Every tool is a weapon if you hold it right

"The right of the people to be secure in their persons, houses, papers, and effects, against unreasonable searches and seizures, shall not be violated, and no warrants shall issue, but upon probable cause, supported by oath or affirmation, and particularly describing the place to be searched, and the persons or things to be seized."

The Fourth Amendment is not so often quoted as the fighting words of the First Amendment: "Congress shall make no law respecting an establishment of religion, or prohibiting the free exercise thereof; or abridging the freedom of speech, or of the press; or the right of the people peaceably to assemble, and to petition the government for a redress of grievances."

but it is, in its own way, as strong as the First.

The jester of Jackson Square

If you looked closely, one could see the echoes of stubble tracing a faint shadow of pattern-baldness that meandered from ear, to crown, to ear. His eyes didn't always match the laughter in his voice, but when they did, the lines radiated, like spokes, from their corners.

When he told stories the words came out razor-sharp. Carnival patois, to match the oversized, indifferently polished black clown shoes he wore. I didn't know how much of his story to believe; after all, he was a balloon artist hustling tourists next to Café du Monde.

Happy birthday, Dutch

We left Friday morning, just after six a.m. I awakened, groggy from fitful sleep, and dashed around the house doing errands in a stream of fogged consciousness; as I was putting out the trash for pickup, Kat and Sean arrived. We packed, we left.

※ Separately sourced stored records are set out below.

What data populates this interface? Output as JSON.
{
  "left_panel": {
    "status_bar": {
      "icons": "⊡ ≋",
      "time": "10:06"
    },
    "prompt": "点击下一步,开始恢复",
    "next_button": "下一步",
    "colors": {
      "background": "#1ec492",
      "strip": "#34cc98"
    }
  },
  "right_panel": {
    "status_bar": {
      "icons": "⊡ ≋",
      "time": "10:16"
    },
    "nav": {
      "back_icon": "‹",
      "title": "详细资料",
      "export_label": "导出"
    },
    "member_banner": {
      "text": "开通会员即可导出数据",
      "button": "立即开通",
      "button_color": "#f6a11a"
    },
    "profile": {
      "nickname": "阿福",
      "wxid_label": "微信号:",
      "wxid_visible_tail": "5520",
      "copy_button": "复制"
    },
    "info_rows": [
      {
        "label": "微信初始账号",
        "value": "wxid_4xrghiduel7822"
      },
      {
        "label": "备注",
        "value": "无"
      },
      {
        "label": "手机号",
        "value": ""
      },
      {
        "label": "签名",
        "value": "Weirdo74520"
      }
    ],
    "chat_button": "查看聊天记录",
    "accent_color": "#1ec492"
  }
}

The second half-hour of a long road trip is always somewhat disappointing. The rush and crush is over; you've left, and there's nothing to get excited about except the mind-numbing expanse of open road. Six and a half hours of highway driving to get to New Orleans.

It is, as memory goes

Movies can make me think about many things: my life, my past, my future, my actions, my dreams. Every now and then one comes along that makes me rethink my actions and makes me doubt myself. I watched EDtv this evening and came away more disquieted than the premise of the movie would normally suggest.

Domesticat is my outlet, my creative energy, my place to write and think and design in peace. Yet I make it publicly viewable. I don't actively encourage people to come to the site; I mention it to people if the situation and conversation warrants it, but I do not force people to come here.

Yet…since I started the site thirteen months ago, I've watched quietly as my site hits went up every month. The first time I got queasy and a bit nervous was when I realized that people other than my close, immediate, living-here-in-town friends were reading what I wrote.

A caption for the smile

In attempts to imitate my walk and talk, there are two proper facial-expressions to assume while shopping: the absent-minded-professor look, and the kamikaze-shopping-trip look. I tend to favor the former; it requires less effort, and people don't glare at an absent-minded professor as a twentysomething power-shopping for groceries in fifteen minutes or less.

When in doubt, take the Jeep.

When in doubt, take the jeep.

I've been going on a sonic binge of David Gray lately. I'm finding that the more I listen to his album White Ladder, the more I'm impressed with what I'm hearing. What I'm hearing—how to describe? It's rare to encounter an album that that wears its soul as a badge. All albums, novels, songs, and poetry are about creativity and expression, but it is much rarer to come across a piece of work that proclaims, as deeply and as intrinsically as warp and weft, that this particular creation is the result of an artist putting the totality of their creativity into a piece of work.

It's a particular sound and smell, that totality, that is a hair's-breadth away from desperation. It's a completeness, a frustration, a lack of holding back, which shows in everything from words to instrumentation.